1824 · London
Account of the Murder of the late Mr William Weare ... the coroner's inquest, the trials of the prisoners, and the execution. By George Henry Jones.
With 3 landscapes + 2 folding plates finely lithographed by C J Hullmandel.
8vo, [iv]+344pp; half-leather marbled boards, spine label "Thurtell's Trial" (lightly scuffed), very solid and clean throughout.

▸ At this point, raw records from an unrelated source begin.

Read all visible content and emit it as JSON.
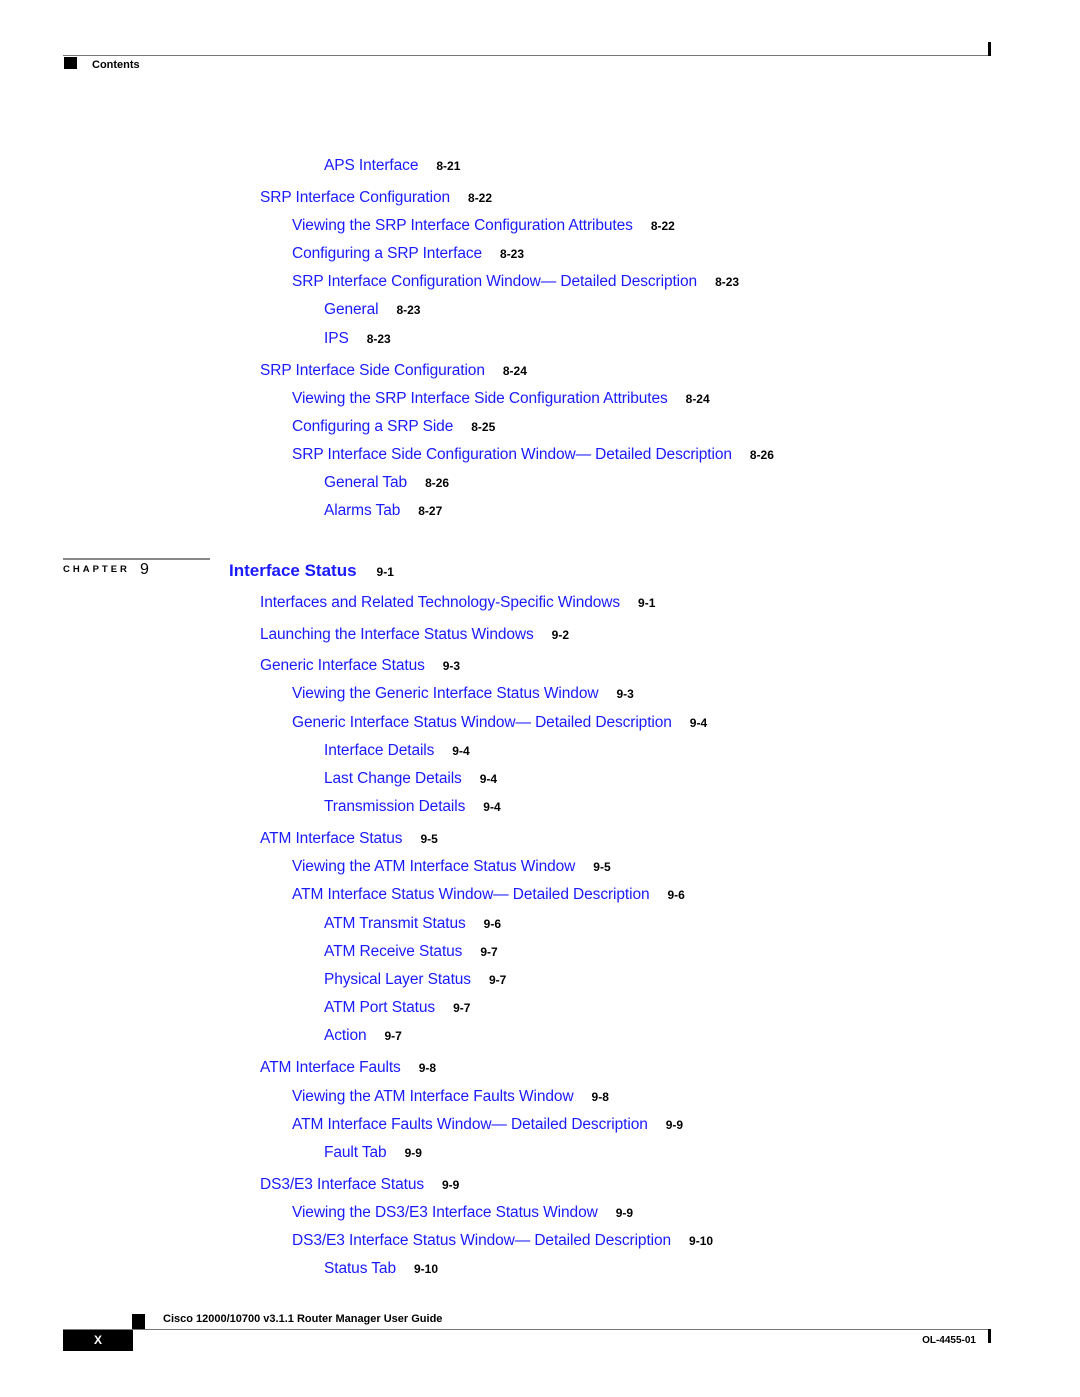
{
  "header": {
    "label": "Contents"
  },
  "entries_before": [
    {
      "level": 3,
      "title": "APS Interface",
      "page": "8-21"
    },
    {
      "level": 1,
      "title": "SRP Interface Configuration",
      "page": "8-22"
    },
    {
      "level": 2,
      "title": "Viewing the SRP Interface Configuration Attributes",
      "page": "8-22"
    },
    {
      "level": 2,
      "title": "Configuring a SRP Interface",
      "page": "8-23"
    },
    {
      "level": 2,
      "title": "SRP Interface Configuration Window— Detailed Description",
      "page": "8-23"
    },
    {
      "level": 3,
      "title": "General",
      "page": "8-23"
    },
    {
      "level": 3,
      "title": "IPS",
      "page": "8-23"
    },
    {
      "level": 1,
      "title": "SRP Interface Side Configuration",
      "page": "8-24"
    },
    {
      "level": 2,
      "title": "Viewing the SRP Interface Side Configuration Attributes",
      "page": "8-24"
    },
    {
      "level": 2,
      "title": "Configuring a SRP Side",
      "page": "8-25"
    },
    {
      "level": 2,
      "title": "SRP Interface Side Configuration Window— Detailed Description",
      "page": "8-26"
    },
    {
      "level": 3,
      "title": "General Tab",
      "page": "8-26"
    },
    {
      "level": 3,
      "title": "Alarms Tab",
      "page": "8-27"
    }
  ],
  "chapter": {
    "label": "CHAPTER",
    "number": "9",
    "title": "Interface Status",
    "page": "9-1"
  },
  "entries_after": [
    {
      "level": 1,
      "title": "Interfaces and Related Technology-Specific Windows",
      "page": "9-1"
    },
    {
      "level": 1,
      "title": "Launching the Interface Status Windows",
      "page": "9-2"
    },
    {
      "level": 1,
      "title": "Generic Interface Status",
      "page": "9-3"
    },
    {
      "level": 2,
      "title": "Viewing the Generic Interface Status Window",
      "page": "9-3"
    },
    {
      "level": 2,
      "title": "Generic Interface Status Window— Detailed Description",
      "page": "9-4"
    },
    {
      "level": 3,
      "title": "Interface Details",
      "page": "9-4"
    },
    {
      "level": 3,
      "title": "Last Change Details",
      "page": "9-4"
    },
    {
      "level": 3,
      "title": "Transmission Details",
      "page": "9-4"
    },
    {
      "level": 1,
      "title": "ATM Interface Status",
      "page": "9-5"
    },
    {
      "level": 2,
      "title": "Viewing the ATM Interface Status Window",
      "page": "9-5"
    },
    {
      "level": 2,
      "title": "ATM Interface Status Window— Detailed Description",
      "page": "9-6"
    },
    {
      "level": 3,
      "title": "ATM Transmit Status",
      "page": "9-6"
    },
    {
      "level": 3,
      "title": "ATM Receive Status",
      "page": "9-7"
    },
    {
      "level": 3,
      "title": "Physical Layer Status",
      "page": "9-7"
    },
    {
      "level": 3,
      "title": "ATM Port Status",
      "page": "9-7"
    },
    {
      "level": 3,
      "title": "Action",
      "page": "9-7"
    },
    {
      "level": 1,
      "title": "ATM Interface Faults",
      "page": "9-8"
    },
    {
      "level": 2,
      "title": "Viewing the ATM Interface Faults Window",
      "page": "9-8"
    },
    {
      "level": 2,
      "title": "ATM Interface Faults Window— Detailed Description",
      "page": "9-9"
    },
    {
      "level": 3,
      "title": "Fault Tab",
      "page": "9-9"
    },
    {
      "level": 1,
      "title": "DS3/E3 Interface Status",
      "page": "9-9"
    },
    {
      "level": 2,
      "title": "Viewing the DS3/E3 Interface Status Window",
      "page": "9-9"
    },
    {
      "level": 2,
      "title": "DS3/E3 Interface Status Window— Detailed Description",
      "page": "9-10"
    },
    {
      "level": 3,
      "title": "Status Tab",
      "page": "9-10"
    }
  ],
  "footer": {
    "guide_title": "Cisco 12000/10700 v3.1.1 Router Manager User Guide",
    "page_number": "X",
    "doc_number": "OL-4455-01"
  }
}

William Weare was a solicitor of Lyon's Inn and a gambler. His killer was John Thurtell (1794–1824), a sports promoter, amateur boxer, a former Royal Marine officer and a son of the Mayor of Norwich. Thurtell owed Weare a gambling debt of £300, an immense sum at the time (equivalent to £24,500 in 2015),. Thurtell believed Weare had cheated him of the money. Whatever the truth, when Weare demanded payment Thurtell murdered him rather than pay up. He invited Weare to join him and his friends – Joseph Hunt, a tavern landlord, and William Probert, a former convict and alcohol merchant – for a weekend of gambling at Probert's cottage at the site of Oaks Close off Gills Hill Lane (subsequently popularly known as Murder Lane), Radlett. On 24 October 1823 they journeyed from London in Thurtell's horse-drawn gig, but Weare was killed in a dark lane just short of their destination. The gruesome and callous events created such public sensation that it attracted numerous ballads and theatre shows at the time along with comment by the essayist Babington Macaulay and the crime used variously in the work of Sir Walter Scott, William Hazllitt and Robert Louis Stevenson. After the trial, one of the accused was hanged and another, Joseph Hunt, was transported to Botany Bay, Australia.
Charles Joseph Hullmandel (1789–1850) studied art and printmaking, and is considered amongst the most important figures in the development of British lithography. He developed a method for reproducing gradations in tones and for creating the effect of soft color washes which enabled the reproduction of Romantic landscape paintings of the type made popular by J. M. W. Turner. Hullmandel's essay The Art of Drawing on Stone (1824) was an important handbook of lithography, issued the same year as this account of the trial. (Inventory #: BB056)